**EXERCISE GOAL:**
The task calls for each line of the records below in which the word "captus" appears.

Dataset rows describing interfaces:
☆ ☆ ☆

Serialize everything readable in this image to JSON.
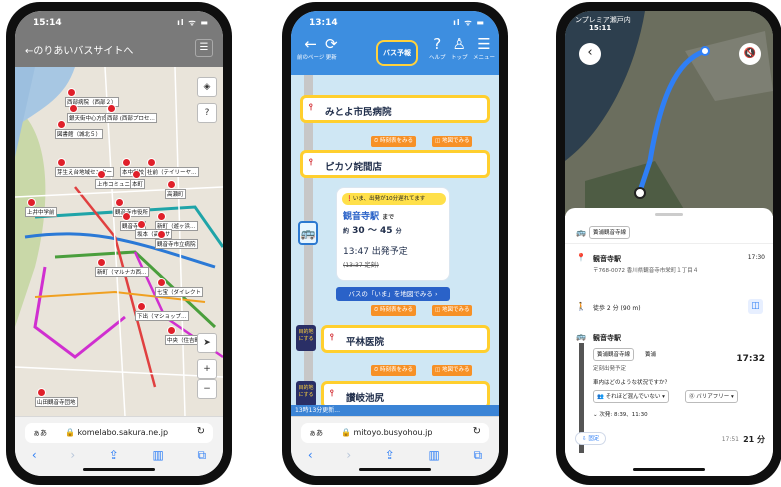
{
  "phone1": {
    "status_time": "15:14",
    "status_icons": "ıl ᯤ ▬",
    "header_title": "←のりあいバスサイトへ",
    "menu_icon": "☰",
    "map_controls": {
      "layers": "◈",
      "help": "?",
      "locate": "➤",
      "zoom_in": "+",
      "zoom_out": "−"
    },
    "map_labels": [
      "西部病院（西部２）",
      "銀天街中心方向",
      "西部 (西部プロセ…",
      "図書館（城北５）",
      "芽生え台地域センター",
      "上市コミュニティ",
      "本中学校",
      "社前（テイリーヤ…",
      "高瀬町",
      "本町",
      "上井中学前",
      "観音寺市役所",
      "観音寺駅",
      "新町（遊ヶ浜…",
      "坂本（高松サ",
      "観音寺市立病院",
      "新町（マルナカ西…",
      "七宝（ダイレクト",
      "下出（マショップ…",
      "中央（住吉町…",
      "山田観音寺団地"
    ],
    "url": "komelabo.sakura.ne.jp"
  },
  "phone2": {
    "status_time": "13:14",
    "header": {
      "back": "前のページ",
      "refresh": "更新",
      "logo": "バス予報",
      "help": "ヘルプ",
      "top": "トップ",
      "menu": "メニュー"
    },
    "stops": [
      {
        "name": "みとよ市民病院"
      },
      {
        "name": "ピカソ詫間店"
      },
      {
        "name": "平林医院"
      },
      {
        "name": "讃岐池尻"
      }
    ],
    "btn_timetable": "時刻表をみる",
    "btn_map": "地図でみる",
    "alert": "いま、出発が10分遅れてます",
    "dest": "観音寺駅",
    "dest_suffix": "まで",
    "eta_prefix": "約",
    "eta_range": "30 ～ 45",
    "eta_unit": "分",
    "depart_time": "13:47 出発予定",
    "orig_time": "(13:37 定刻)",
    "map_now_btn": "バスの「いま」を地図でみる ›",
    "tag_label": "目的地にする",
    "update_text": "13時13分更新...",
    "url": "mitoyo.busyohou.jp"
  },
  "phone3": {
    "status_time": "15:11",
    "banner": "ンプレミア瀬戸内",
    "route_chip": "簀浦観音寺線",
    "stop1_name": "観音寺駅",
    "stop1_time": "17:30",
    "stop1_address": "〒768-0072 香川県観音寺市栄町１丁目４",
    "walk": "徒歩 2 分 (90 m)",
    "stop2_name": "観音寺駅",
    "chip_line": "簀浦観音寺線",
    "chip_dir": "簀浦",
    "scheduled": "定刻出発予定",
    "stop2_time": "17:32",
    "question": "車内はどのような状況ですか？",
    "crowd_btn": "それほど混んでいない ▾",
    "barrier_btn": "バリアフリー ▾",
    "next": "次発: 8:39、11:30",
    "pin_btn": "固定",
    "arrive": "17:51",
    "duration": "21 分"
  },
  "colors": {
    "pin_red": "#e0202a",
    "bus_blue": "#3d8ee0",
    "stop_yellow": "#ffcf2e",
    "orange": "#f79126",
    "route_blue": "#2f7ff6"
  }
}
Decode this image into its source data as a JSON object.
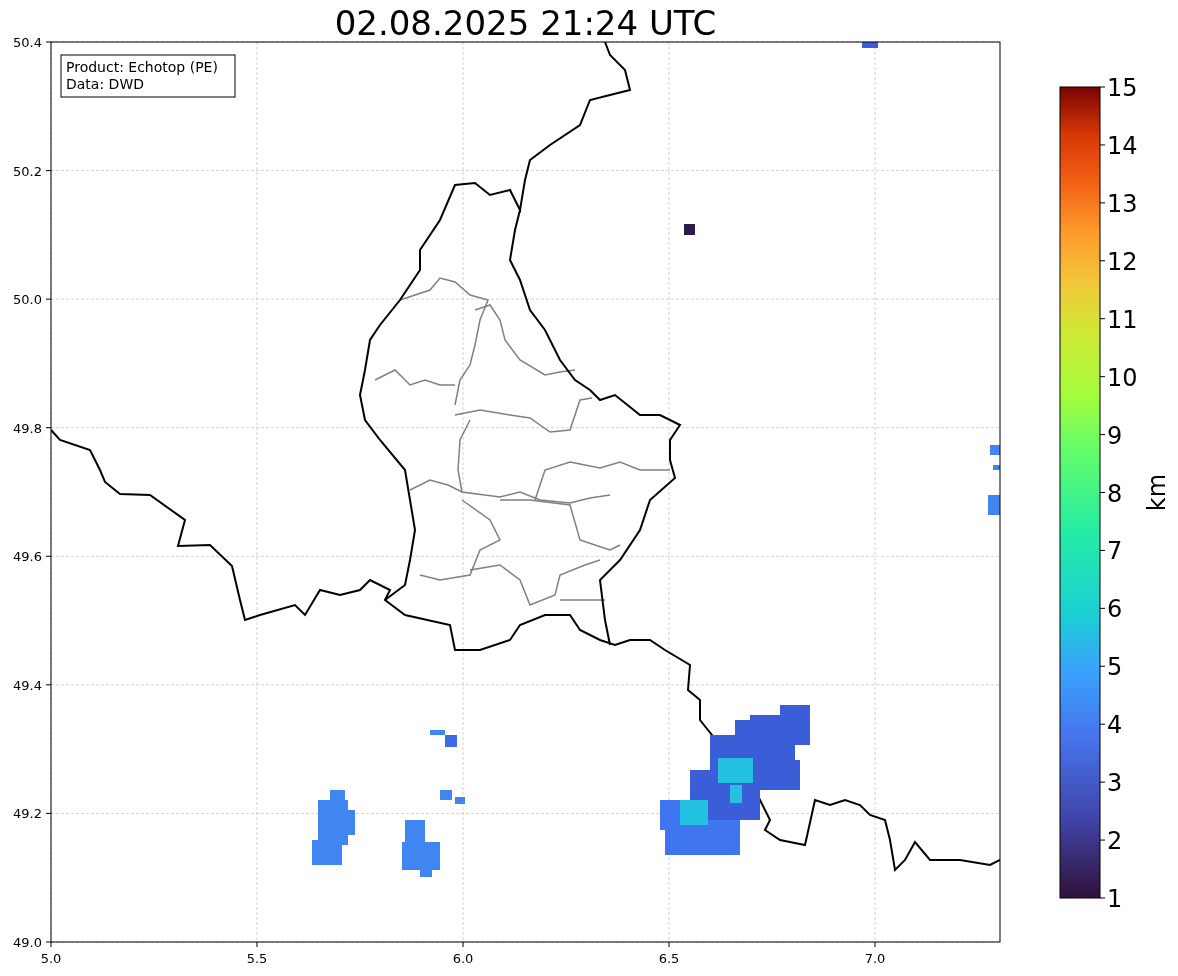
{
  "title": "02.08.2025 21:24 UTC",
  "info_box": {
    "lines": [
      "Product: Echotop (PE)",
      "Data: DWD"
    ]
  },
  "x_axis": {
    "ticks": [
      "5.0",
      "5.5",
      "6.0",
      "6.5",
      "7.0"
    ]
  },
  "y_axis": {
    "ticks": [
      "50.4",
      "50.2",
      "50.0",
      "49.8",
      "49.6",
      "49.4",
      "49.2",
      "49.0"
    ]
  },
  "colorbar": {
    "label": "km",
    "ticks": [
      "15",
      "14",
      "13",
      "12",
      "11",
      "10",
      "9",
      "8",
      "7",
      "6",
      "5",
      "4",
      "3",
      "2",
      "1"
    ]
  }
}
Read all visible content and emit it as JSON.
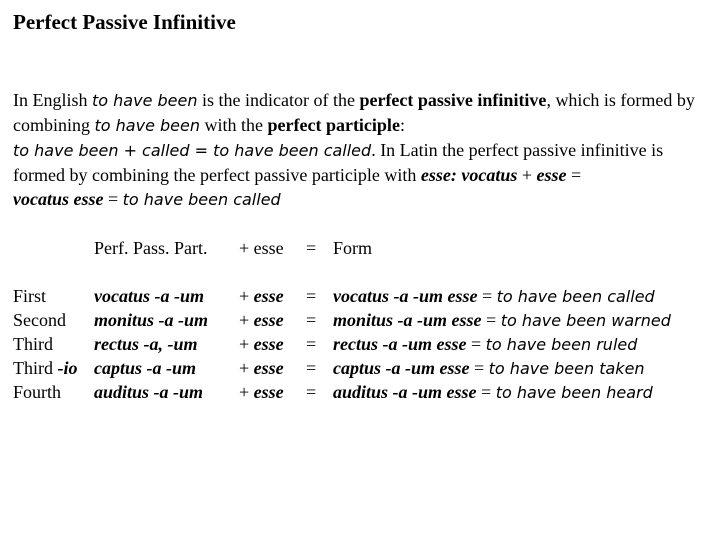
{
  "title": "Perfect Passive Infinitive",
  "paragraph": {
    "s1": "In English ",
    "s2": "to have been",
    "s3": " is the indicator of the ",
    "s4": "perfect passive infinitive",
    "s5": ", which is formed by combining ",
    "s6": "to have been",
    "s7": " with the ",
    "s8": "perfect participle",
    "s9": ":",
    "s10": "to have been + called = to have been called",
    "s11": ". In Latin the perfect passive infinitive is formed by combining the perfect passive participle with ",
    "s12": "esse: vocatus",
    "s13": " + ",
    "s14": "esse",
    "s15": " = ",
    "s16": "vocatus esse",
    "s17": " = ",
    "s18": "to have been called"
  },
  "table": {
    "header": {
      "ppp": "Perf. Pass. Part.",
      "esse": "+ esse",
      "eq": "=",
      "form": "Form"
    },
    "rows": [
      {
        "label": "First",
        "label_suffix": "",
        "ppp": "vocatus -a -um",
        "plus": "+ ",
        "esse": "esse",
        "eq": "=",
        "form_latin": "vocatus -a -um esse",
        "form_eq": " = ",
        "form_english": "to have been called"
      },
      {
        "label": "Second",
        "label_suffix": "",
        "ppp": "monitus -a -um",
        "plus": "+ ",
        "esse": "esse",
        "eq": "=",
        "form_latin": "monitus -a -um esse",
        "form_eq": " = ",
        "form_english": "to have been warned"
      },
      {
        "label": "Third",
        "label_suffix": "",
        "ppp": "rectus -a, -um",
        "plus": "+ ",
        "esse": "esse",
        "eq": "=",
        "form_latin": "rectus -a -um esse",
        "form_eq": " = ",
        "form_english": "to have been ruled"
      },
      {
        "label": "Third ",
        "label_suffix": "-io",
        "ppp": "captus -a -um",
        "plus": "+ ",
        "esse": "esse",
        "eq": "=",
        "form_latin": "captus -a -um esse",
        "form_eq": " = ",
        "form_english": "to have been taken"
      },
      {
        "label": "Fourth",
        "label_suffix": "",
        "ppp": "auditus -a -um",
        "plus": "+ ",
        "esse": "esse",
        "eq": "=",
        "form_latin": "auditus -a -um esse",
        "form_eq": " = ",
        "form_english": "to have been heard"
      }
    ]
  }
}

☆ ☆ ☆

**SOLUTION TO THIS EXERCISE:**
        "ppp": "captus -a -um",
        "form_latin": "captus -a -um esse",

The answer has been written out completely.